Claywoman is withered and weathered, like something literally molded from clay and, by degrees, dried out. She’s the 500-million-year-old extra-terrestrial performance persona of the actor Michael Cavadias, andreappears every-so-often in public to much niche buzz. Last week, in the cabaret backroom at Pangea, she hosted an unscripted conversation with comedian Bridget Everett, which ranged and rambled from menopause to climate change. 

The makeup accounts for much of the initial shock of encountering Claywoman, but it is by no means all that is bizarre about her. She wears layers of tattered, earth-brown fabric. She speaks in a strange, high-pitched lilt, and she moves with insane slowness—Pangea’s layout required Cavadias to cross an entire Italian restaurant in full costume and character just to get onstage, which meant some confused, pasta-eating people in the front were treated to a drawn-out, unexplained, alien trudge.

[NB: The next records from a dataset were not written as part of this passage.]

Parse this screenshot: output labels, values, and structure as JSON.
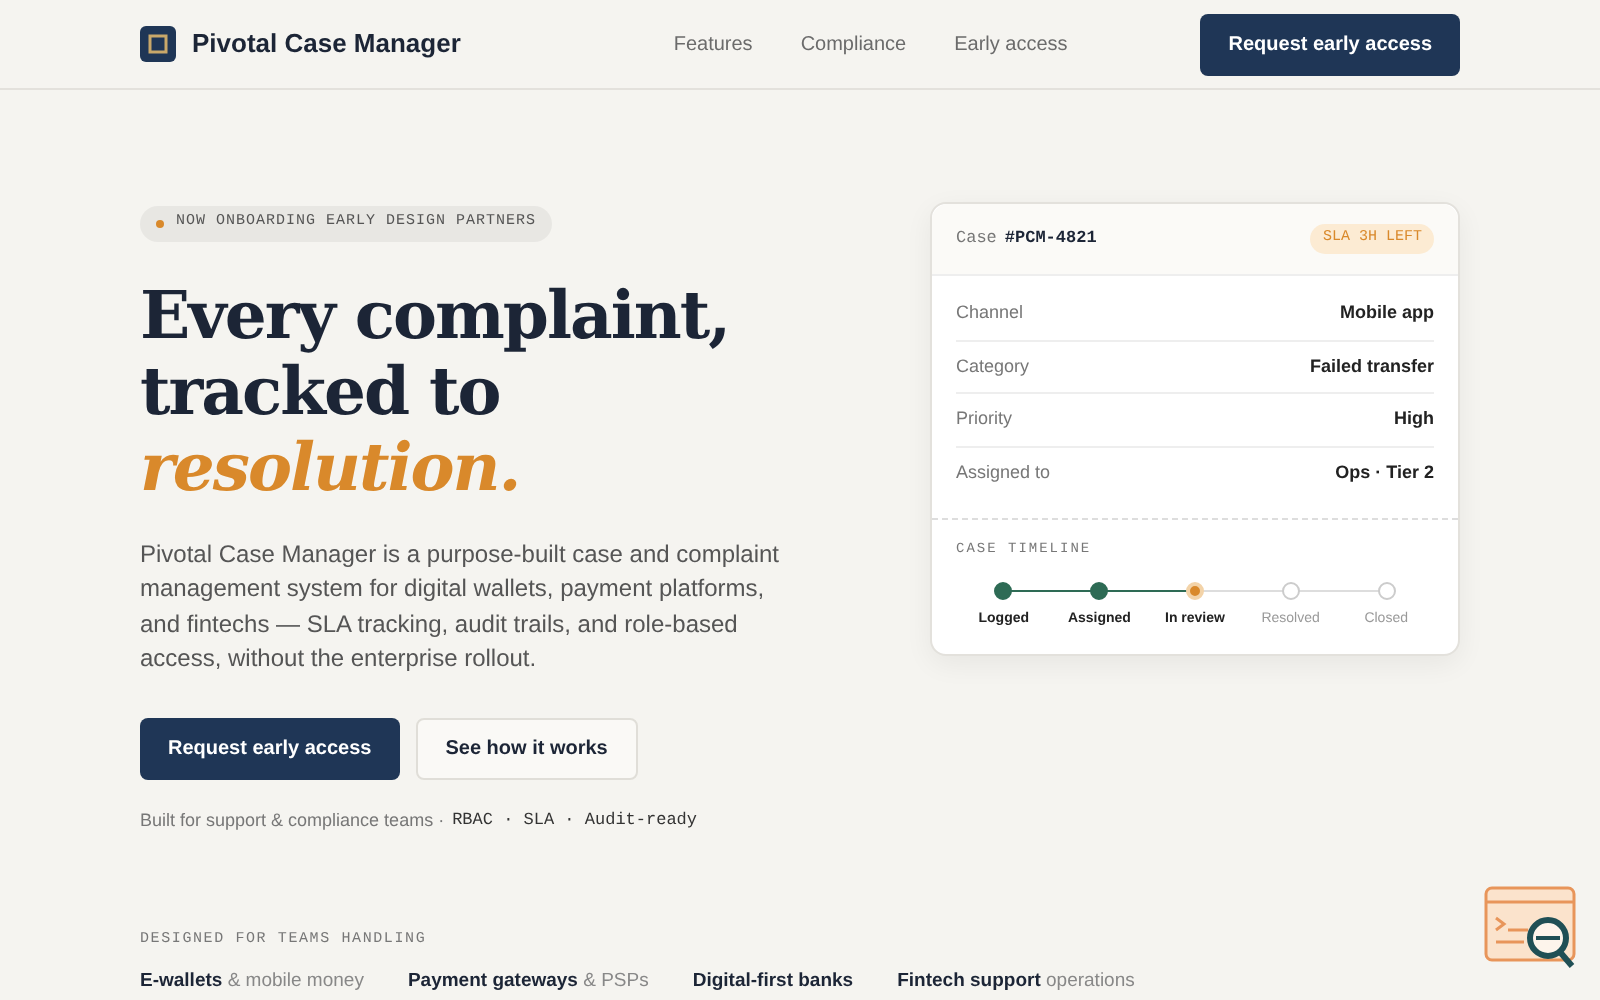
{
  "brand": {
    "name": "Pivotal Case Manager"
  },
  "nav": {
    "links": [
      "Features",
      "Compliance",
      "Early access"
    ],
    "cta": "Request early access"
  },
  "hero": {
    "eyebrow": "NOW ONBOARDING EARLY DESIGN PARTNERS",
    "headline": "Every complaint, tracked to",
    "headline_accent": "resolution.",
    "lead": "Pivotal Case Manager is a purpose-built case and complaint management system for digital wallets, payment platforms, and fintechs — SLA tracking, audit trails, and role-based access, without the enterprise rollout.",
    "primary_button": "Request early access",
    "secondary_button": "See how it works",
    "note": "Built for support & compliance teams ·",
    "tags": "RBAC · SLA · Audit-ready"
  },
  "case_card": {
    "label": "Case",
    "case_id": "#PCM-4821",
    "sla_badge": "SLA 3H LEFT",
    "fields": [
      {
        "label": "Channel",
        "value": "Mobile app"
      },
      {
        "label": "Category",
        "value": "Failed transfer"
      },
      {
        "label": "Priority",
        "value": "High"
      },
      {
        "label": "Assigned to",
        "value": "Ops · Tier 2"
      }
    ],
    "timeline_title": "CASE TIMELINE",
    "steps": [
      {
        "label": "Logged",
        "done": true,
        "current": false
      },
      {
        "label": "Assigned",
        "done": true,
        "current": false
      },
      {
        "label": "In review",
        "done": false,
        "current": true
      },
      {
        "label": "Resolved",
        "done": false,
        "current": false
      },
      {
        "label": "Closed",
        "done": false,
        "current": false
      }
    ]
  },
  "audiences": {
    "title": "DESIGNED FOR TEAMS HANDLING",
    "items": [
      "**E-wallets** & mobile money",
      "**Payment gateways** & PSPs",
      "**Digital-first banks**",
      "**Fintech support** operations"
    ]
  }
}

Cavadis has been with this character on and off at least since 2009, when he made The Mystery of Claywoman, a mockumentary about a strange being traveling the universe “searching for souls to heal and planets to save.” He’s brought her back in various formats over the years—live shows, lectures, Q&As, short films with celebrity guest appearances—which has garnered her a cult-like following. At Pangea, people packed into the small space to see her, and all were seemingly game: when she asked her audience to follow along in some wacky guided meditation, it was hard to spot anyone opting out, or looking uncomfortable. The laughs came often, and easily.  

Conversationally, Claywoman brings things together with whiplash-inducing stream-of-consciousness. There was her specifically non-sexual friendship with Jesus; her musical visits with the dinosaurs (who, by the way, had nice singing voices, and a sound not unlike the Mamas and the Papas); and her predilection for dissociation during space travel. And about everything happening directly in front of her, she speaks with delightful, weird observance. “I like water,” she said at one point, taking a thoughtful sip from her glass, “because it doesn’t remind me of anything!” Cavadias created a character who has witnessed large swaths of the universe flourish and die, one who will (probably) be here long after humanity’s corner of existence has gone dark, too. And she’s still quite invested in the little things. 

What’s nice about Claywoman is the consistent perspective she brings to human minutiae. She seems to know it’s all less than consequential, and yet worth spending thoughtful time with (she could, of course, be literally anywhere else in the universe). Having been around the proverbial and celestial block, her message often sounds like take your time. Taste your water. Don’t get too hung up on the passing stuff. John Cameron Mitchell, who was in the audience at Pangea, asked Claywoman if she was following the impeachment proceedings. She said yes, with a slow sigh, but added a caveat: she’s noticed, over the millenia, that our kind is prone to political turmoil, so she’s not following this thing too closely. It’s merely a flare-up. 

That Claywoman is very concerned about climate change, on the other hand, is formidable. Nothing can be more than moderately urgent to an ancient or possibly immortal space being, but greenhouse gas emissions are grave enough that she’s moved to reappear, every once in a while, to talk to us about them. “We’re all specks of consciousness, wanting to sit here together!” she pointed out with enthusiasm, as evidence of what’s great about Earth; planets like this one don’t come around terribly often, as Claywoman can and does attest. Sitting in her presence can be quite a silly experience, but it’s also genuinely nice to be reminded that things down here are amazing, worth protecting. 

“I’ll be back in a month,” she promised her followers at the evening’s close. She left them with a joke, though an affectingly partial one: “That is, if your planet’s still here.”